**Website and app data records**

──────────────────────────────

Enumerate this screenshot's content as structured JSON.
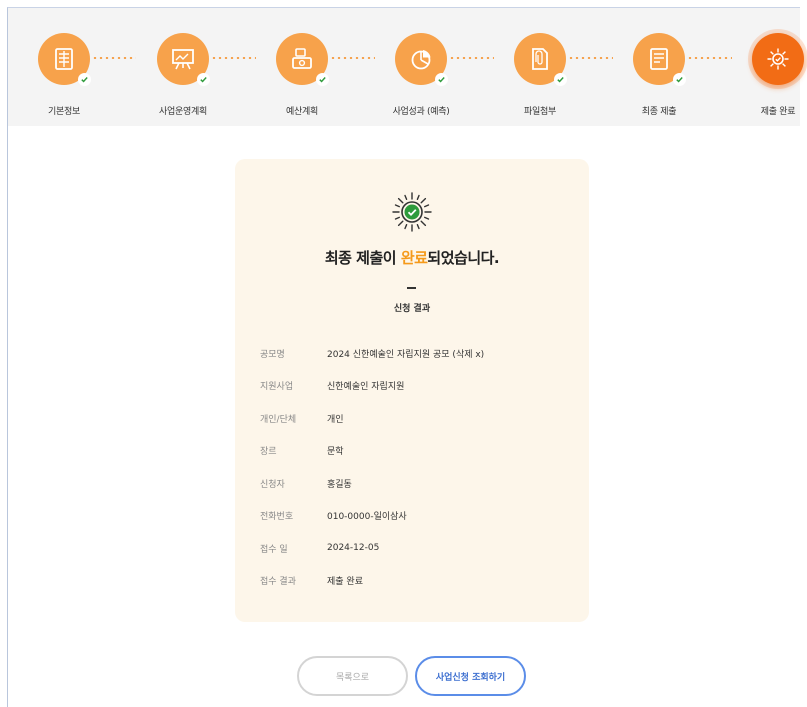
{
  "steps": [
    {
      "label": "기본정보",
      "icon": "form-grid-icon"
    },
    {
      "label": "사업운영계획",
      "icon": "presentation-board-icon"
    },
    {
      "label": "예산계획",
      "icon": "money-stack-icon"
    },
    {
      "label": "사업성과 (예측)",
      "icon": "pie-chart-icon"
    },
    {
      "label": "파일첨부",
      "icon": "paperclip-document-icon"
    },
    {
      "label": "최종 제출",
      "icon": "checklist-document-icon"
    },
    {
      "label": "제출 완료",
      "icon": "sunburst-check-icon"
    }
  ],
  "active_step": 7,
  "completion": {
    "title_before": "최종 제출이 ",
    "title_highlight": "완료",
    "title_after": "되었습니다.",
    "subtitle": "신청 결과"
  },
  "result": [
    {
      "label": "공모명",
      "value": "2024 신한예술인 자립지원 공모 (삭제 x)"
    },
    {
      "label": "지원사업",
      "value": "신한예술인 자립지원"
    },
    {
      "label": "개인/단체",
      "value": "개인"
    },
    {
      "label": "장르",
      "value": "문학"
    },
    {
      "label": "신청자",
      "value": "홍길동"
    },
    {
      "label": "전화번호",
      "value": "010-0000-일이삼사"
    },
    {
      "label": "접수 일",
      "value": "2024-12-05"
    },
    {
      "label": "접수 결과",
      "value": "제출 완료"
    }
  ],
  "buttons": {
    "list": "목록으로",
    "view": "사업신청 조회하기"
  },
  "colors": {
    "step_done": "#f7a24b",
    "step_active": "#f26c15",
    "highlight": "#f59a1b",
    "check_green": "#2e9b3c",
    "card_bg": "#fdf6ea",
    "primary_button": "#5b8de8"
  }
}
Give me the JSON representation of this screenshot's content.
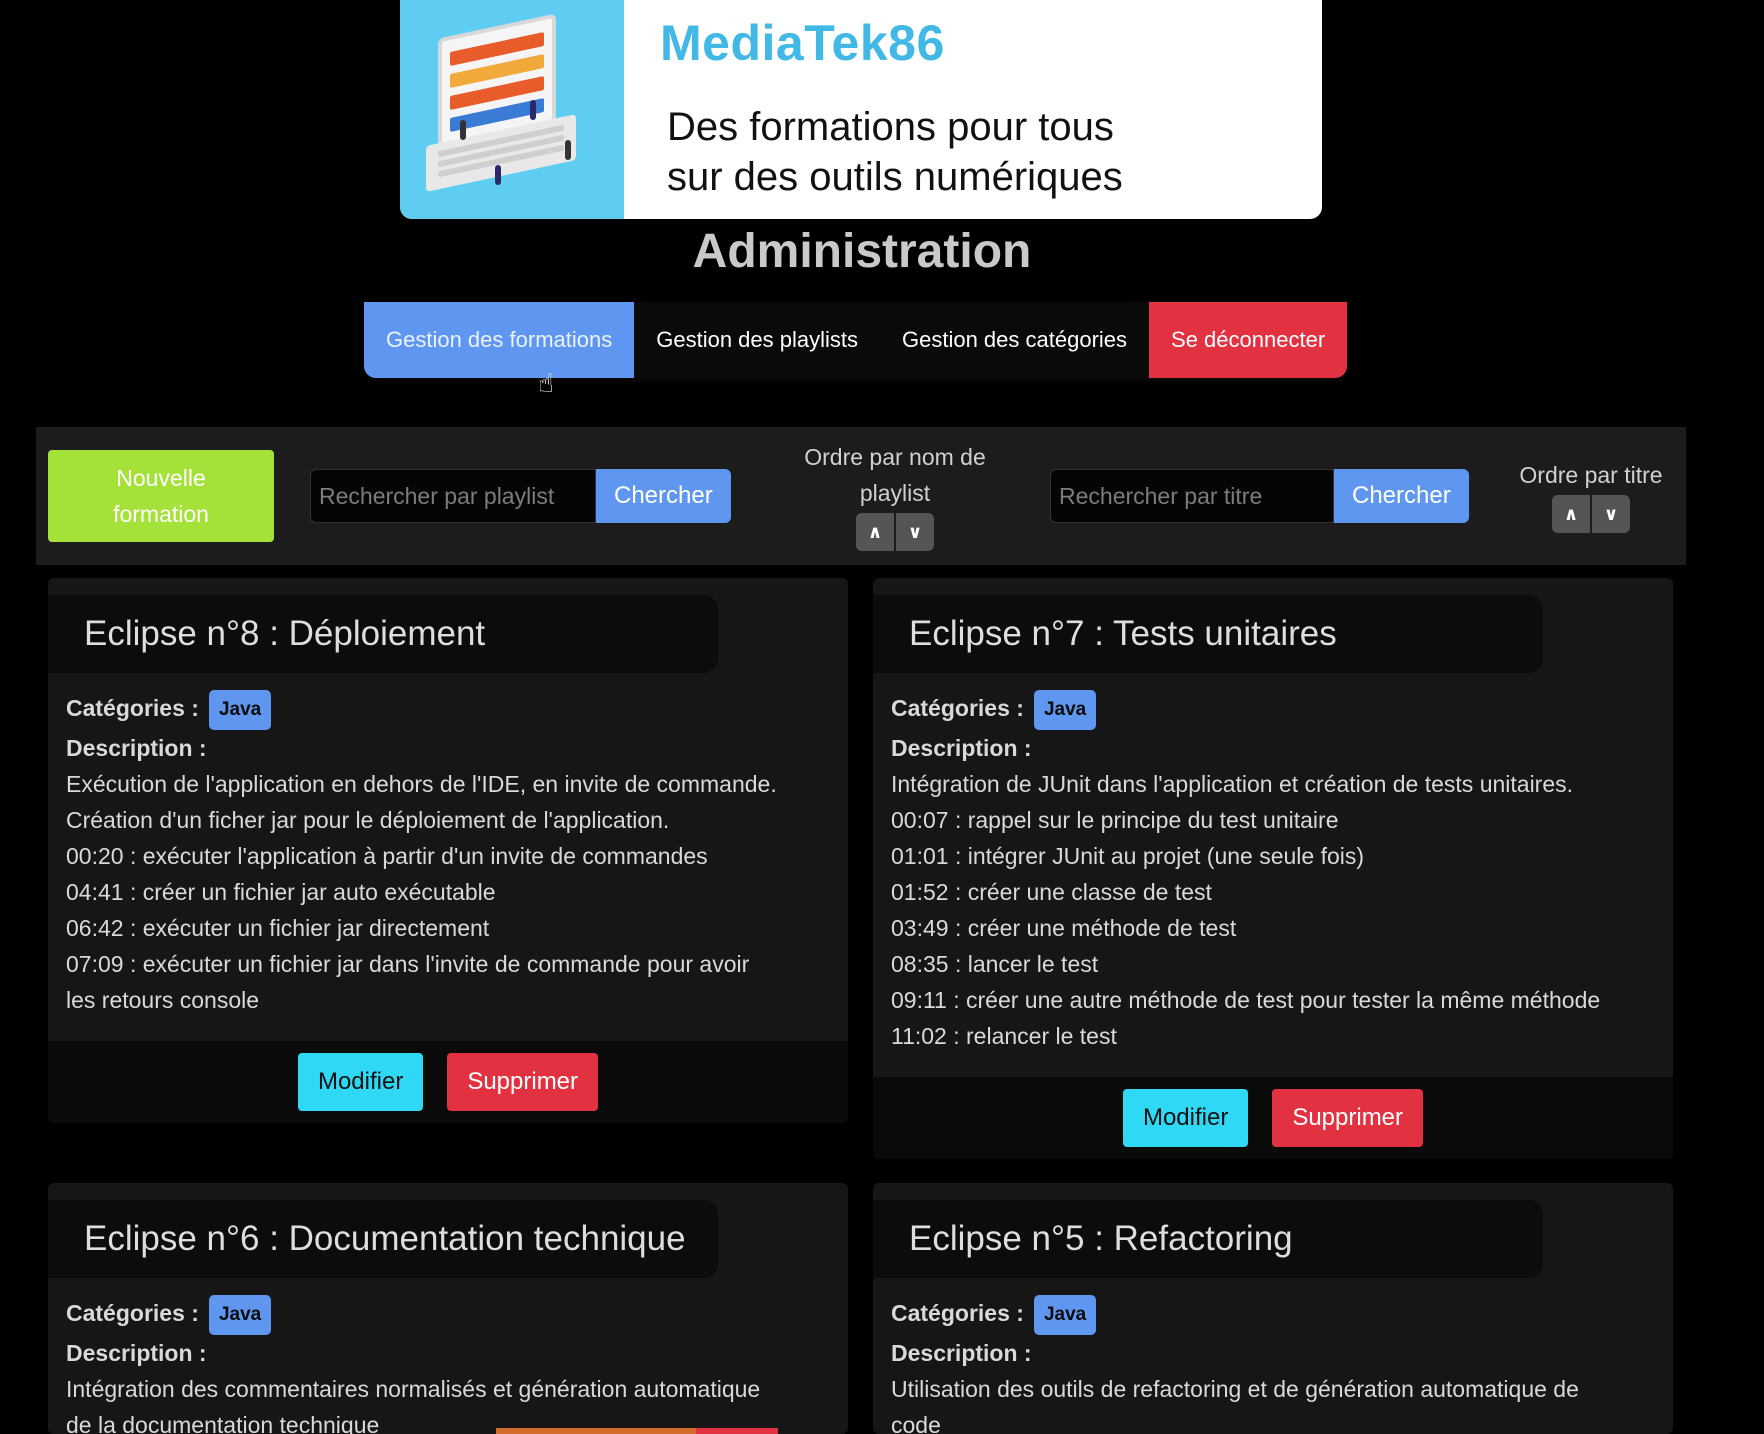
{
  "banner": {
    "brand": "MediaTek86",
    "tagline_line1": "Des formations pour tous",
    "tagline_line2": "sur des outils numériques"
  },
  "page_title": "Administration",
  "nav": {
    "items": [
      {
        "label": "Gestion des formations",
        "active": true
      },
      {
        "label": "Gestion des playlists"
      },
      {
        "label": "Gestion des catégories"
      },
      {
        "label": "Se déconnecter"
      }
    ]
  },
  "toolbar": {
    "new_button_line1": "Nouvelle",
    "new_button_line2": "formation",
    "playlist_search": {
      "placeholder": "Rechercher par playlist",
      "value": "",
      "button": "Chercher"
    },
    "playlist_order": {
      "line1": "Ordre par nom de",
      "line2": "playlist",
      "asc": "∧",
      "desc": "∨"
    },
    "title_search": {
      "placeholder": "Rechercher par titre",
      "value": "",
      "button": "Chercher"
    },
    "title_order": {
      "label": "Ordre par titre",
      "asc": "∧",
      "desc": "∨"
    }
  },
  "cards": [
    {
      "title": "Eclipse n°8 : Déploiement",
      "categories_label": "Catégories :",
      "category": "Java",
      "description_label": "Description :",
      "description": [
        "Exécution de l'application en dehors de l'IDE, en invite de commande.",
        "Création d'un ficher jar pour le déploiement de l'application.",
        "00:20 : exécuter l'application à partir d'un invite de commandes",
        "04:41 : créer un fichier jar auto exécutable",
        "06:42 : exécuter un fichier jar directement",
        "07:09 : exécuter un fichier jar dans l'invite de commande pour avoir",
        "les retours console"
      ],
      "modify": "Modifier",
      "delete": "Supprimer"
    },
    {
      "title": "Eclipse n°7 : Tests unitaires",
      "categories_label": "Catégories :",
      "category": "Java",
      "description_label": "Description :",
      "description": [
        "Intégration de JUnit dans l'application et création de tests unitaires.",
        "00:07 : rappel sur le principe du test unitaire",
        "01:01 : intégrer JUnit au projet (une seule fois)",
        "01:52 : créer une classe de test",
        "03:49 : créer une méthode de test",
        "08:35 : lancer le test",
        "09:11 : créer une autre méthode de test pour tester la même méthode",
        "11:02 : relancer le test"
      ],
      "modify": "Modifier",
      "delete": "Supprimer"
    },
    {
      "title": "Eclipse n°6 : Documentation technique",
      "categories_label": "Catégories :",
      "category": "Java",
      "description_label": "Description :",
      "description": [
        "Intégration des commentaires normalisés et génération automatique",
        "de la documentation technique"
      ]
    },
    {
      "title": "Eclipse n°5 : Refactoring",
      "categories_label": "Catégories :",
      "category": "Java",
      "description_label": "Description :",
      "description": [
        "Utilisation des outils de refactoring et de génération automatique de",
        "code"
      ]
    }
  ],
  "colors": {
    "primary": "#5f97f0",
    "danger": "#e23242",
    "success": "#a4e23a",
    "info": "#2fd8f5",
    "brand": "#41b8e6"
  }
}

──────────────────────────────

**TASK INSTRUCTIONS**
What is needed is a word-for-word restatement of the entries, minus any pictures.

**SOLUTION FOR THIS PROBLEM**
Enumerate this screenshot's content as structured JSON.
{
  "steps": [
    {
      "label": "기본정보",
      "icon": "form-grid-icon"
    },
    {
      "label": "사업운영계획",
      "icon": "presentation-board-icon"
    },
    {
      "label": "예산계획",
      "icon": "money-stack-icon"
    },
    {
      "label": "사업성과 (예측)",
      "icon": "pie-chart-icon"
    },
    {
      "label": "파일첨부",
      "icon": "paperclip-document-icon"
    },
    {
      "label": "최종 제출",
      "icon": "checklist-document-icon"
    },
    {
      "label": "제출 완료",
      "icon": "sunburst-check-icon"
    }
  ],
  "active_step": 7,
  "completion": {
    "title_before": "최종 제출이 ",
    "title_highlight": "완료",
    "title_after": "되었습니다.",
    "subtitle": "신청 결과"
  },
  "result": [
    {
      "label": "공모명",
      "value": "2024 신한예술인 자립지원 공모 (삭제 x)"
    },
    {
      "label": "지원사업",
      "value": "신한예술인 자립지원"
    },
    {
      "label": "개인/단체",
      "value": "개인"
    },
    {
      "label": "장르",
      "value": "문학"
    },
    {
      "label": "신청자",
      "value": "홍길동"
    },
    {
      "label": "전화번호",
      "value": "010-0000-일이삼사"
    },
    {
      "label": "접수 일",
      "value": "2024-12-05"
    },
    {
      "label": "접수 결과",
      "value": "제출 완료"
    }
  ],
  "buttons": {
    "list": "목록으로",
    "view": "사업신청 조회하기"
  },
  "colors": {
    "step_done": "#f7a24b",
    "step_active": "#f26c15",
    "highlight": "#f59a1b",
    "check_green": "#2e9b3c",
    "card_bg": "#fdf6ea",
    "primary_button": "#5b8de8"
  }
}
Give me the JSON representation of this screenshot's content.
{
  "banner": {
    "brand": "MediaTek86",
    "tagline_line1": "Des formations pour tous",
    "tagline_line2": "sur des outils numériques"
  },
  "page_title": "Administration",
  "nav": {
    "items": [
      {
        "label": "Gestion des formations",
        "active": true
      },
      {
        "label": "Gestion des playlists"
      },
      {
        "label": "Gestion des catégories"
      },
      {
        "label": "Se déconnecter"
      }
    ]
  },
  "toolbar": {
    "new_button_line1": "Nouvelle",
    "new_button_line2": "formation",
    "playlist_search": {
      "placeholder": "Rechercher par playlist",
      "value": "",
      "button": "Chercher"
    },
    "playlist_order": {
      "line1": "Ordre par nom de",
      "line2": "playlist",
      "asc": "∧",
      "desc": "∨"
    },
    "title_search": {
      "placeholder": "Rechercher par titre",
      "value": "",
      "button": "Chercher"
    },
    "title_order": {
      "label": "Ordre par titre",
      "asc": "∧",
      "desc": "∨"
    }
  },
  "cards": [
    {
      "title": "Eclipse n°8 : Déploiement",
      "categories_label": "Catégories :",
      "category": "Java",
      "description_label": "Description :",
      "description": [
        "Exécution de l'application en dehors de l'IDE, en invite de commande.",
        "Création d'un ficher jar pour le déploiement de l'application.",
        "00:20 : exécuter l'application à partir d'un invite de commandes",
        "04:41 : créer un fichier jar auto exécutable",
        "06:42 : exécuter un fichier jar directement",
        "07:09 : exécuter un fichier jar dans l'invite de commande pour avoir",
        "les retours console"
      ],
      "modify": "Modifier",
      "delete": "Supprimer"
    },
    {
      "title": "Eclipse n°7 : Tests unitaires",
      "categories_label": "Catégories :",
      "category": "Java",
      "description_label": "Description :",
      "description": [
        "Intégration de JUnit dans l'application et création de tests unitaires.",
        "00:07 : rappel sur le principe du test unitaire",
        "01:01 : intégrer JUnit au projet (une seule fois)",
        "01:52 : créer une classe de test",
        "03:49 : créer une méthode de test",
        "08:35 : lancer le test",
        "09:11 : créer une autre méthode de test pour tester la même méthode",
        "11:02 : relancer le test"
      ],
      "modify": "Modifier",
      "delete": "Supprimer"
    },
    {
      "title": "Eclipse n°6 : Documentation technique",
      "categories_label": "Catégories :",
      "category": "Java",
      "description_label": "Description :",
      "description": [
        "Intégration des commentaires normalisés et génération automatique",
        "de la documentation technique"
      ]
    },
    {
      "title": "Eclipse n°5 : Refactoring",
      "categories_label": "Catégories :",
      "category": "Java",
      "description_label": "Description :",
      "description": [
        "Utilisation des outils de refactoring et de génération automatique de",
        "code"
      ]
    }
  ],
  "colors": {
    "primary": "#5f97f0",
    "danger": "#e23242",
    "success": "#a4e23a",
    "info": "#2fd8f5",
    "brand": "#41b8e6"
  }
}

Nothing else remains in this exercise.